DM: So are you proud to be an American or shameful?
JB: I’m not proud or ashamed. That’s a view that gets you into a nationalistic bubble. We have a lot of things we can offer the world and I think most Americans are compassionate people, I really do believe that. I don’t think the American people are a bunch of neo-conservative fascists that think that any one who doesn’t agree with them is some atheist liberal kook that wants to destroy the fabric of this country. Everyone needs to remember how
this country was founded. It was because a bunch of liberal atheist kooks were persecuted for their religious beliefs. Now you have George Bush saying, “I’m doing Gods work” with Christian fundamentalists. Where are we right now?
DM: So do think questioning the Government is unpatriotic?
JB: No! I think it’s the most patriotic thing you can do. But if you do that, all the sudden you’re labeled as a terrorist, which is just great. They say there is a war on terrorism, but
until I see battle ships pulling into Northern Ireland, there is only a war with the Middle East. Every one thinks they are the only terrorists. Terrorism has been around a long time. Look at Timothy McVeigh, what was he?
DM: A terrorist.
JB: A Fucking Terrorist! Like when the news yesterday said they weren’t raising the terror alert but there was an “immanent terrorist strike based on unsubstantiated information,” I can do that. They say shit like it could be a terrorist or it could be a kid on a tricycle, we don’t know. Then when nothing happens they take credit for doing their jobs. It’s like they’re duct tapping plastic wrap over our mouths and telling us to breathe.
DM: So do think terrorism has a lot to do with media bias creating fear?
JB: That’s what our new song “Los Angeles Is Burning,” is about. Yeah. It’s about the media making a bigger deal over lame issues than they should. They’re trying to get people to tune in by scaring the shit out of them. It’s all about ratings. Like the O.J. trial. No one gives a shit about that now. TV isn’t here and now. TV is 12 hours ago. They make it seem like you have to tune in now by making a big deal to tell you it’s “live.” Big deal.

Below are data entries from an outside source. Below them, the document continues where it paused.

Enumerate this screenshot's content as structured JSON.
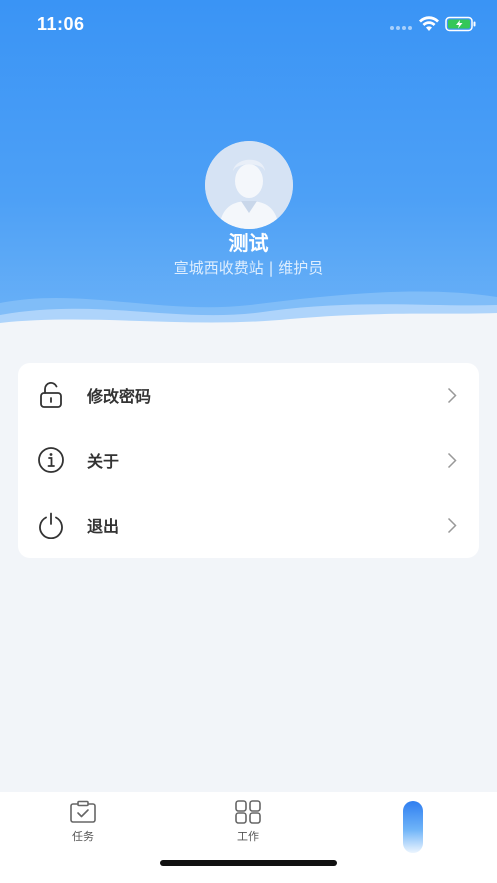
{
  "status_bar": {
    "time": "11:06"
  },
  "profile": {
    "name": "测试",
    "role": "宣城西收费站 | 维护员"
  },
  "menu": [
    {
      "label": "修改密码",
      "icon": "unlock-icon"
    },
    {
      "label": "关于",
      "icon": "info-icon"
    },
    {
      "label": "退出",
      "icon": "power-icon"
    }
  ],
  "tabs": [
    {
      "label": "任务",
      "icon": "task-clipboard-icon"
    },
    {
      "label": "工作",
      "icon": "grid-apps-icon"
    }
  ],
  "colors": {
    "primary": "#3a94f5",
    "background": "#f2f5f9"
  }
}
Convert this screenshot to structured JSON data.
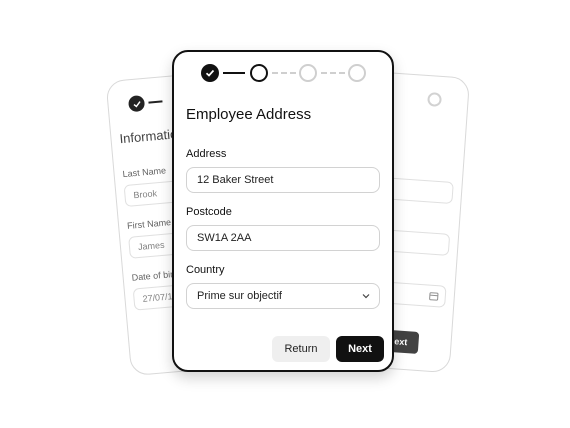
{
  "back_left": {
    "title": "Informatio",
    "fields": [
      {
        "label": "Last Name",
        "value": "Brook"
      },
      {
        "label": "First Name",
        "value": "James"
      },
      {
        "label": "Date of bir",
        "value": "27/07/19"
      }
    ]
  },
  "back_right": {
    "next_label": "Next"
  },
  "form": {
    "title": "Employee Address",
    "address": {
      "label": "Address",
      "value": "12 Baker Street"
    },
    "postcode": {
      "label": "Postcode",
      "value": "SW1A 2AA"
    },
    "country": {
      "label": "Country",
      "value": "Prime sur objectif"
    },
    "return_label": "Return",
    "next_label": "Next"
  },
  "stepper": {
    "total_steps": 4,
    "completed": 1,
    "current": 2
  },
  "colors": {
    "primary": "#111111",
    "border": "#d2d2d2",
    "muted": "#cfcfcf",
    "secondary_button": "#efefef"
  }
}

DM: So what would be their lowest common denominator?
JB: I think their lowest common denominator is power. TV stations pick what kind of shows and editorials they’re going to run and that’s scary.
DM: So do think the media is liberal or conservative?
JB: I used to think the media was entertainment. It didn’t matter. Unless it was a Stanley Cup Final it wasn’t real. If you think about it, the only thing that is real is sports events. Every show has some hidden agenda. When you hear Big Mac-eating people say Saddam Hussein really did fly those planes into the World Trade Center you realize how powerful that agenda is.
DM: What can you – Jay Bentley – do about terrorism?
English transcript updated: Bad Religion, the ‘McCartney and Lennon of punk,’ to make Spokane debut
Interview added: Bad Religion, the ‘McCartney and Lennon of punk,’ to make Spokane debut
German transcript updated: Gähnend in die Punker-Rente
English transcript updated: Bad Religion Reflect on 40 Years Together
Article image(s) added: Hartbeat #10
Article added: Hartbeat #10
German transcript added: Age of Unreason
Review added: Age of Unreason
English transcript added: The Genius Of... The Process Of Belief By Bad Religion
Review added: The Genius Of... The Process Of Belief By Bad Religion
English transcript updated: Bad Religion: Il Mito Hardcore
Article image(s) added: Metal Hammer February 2002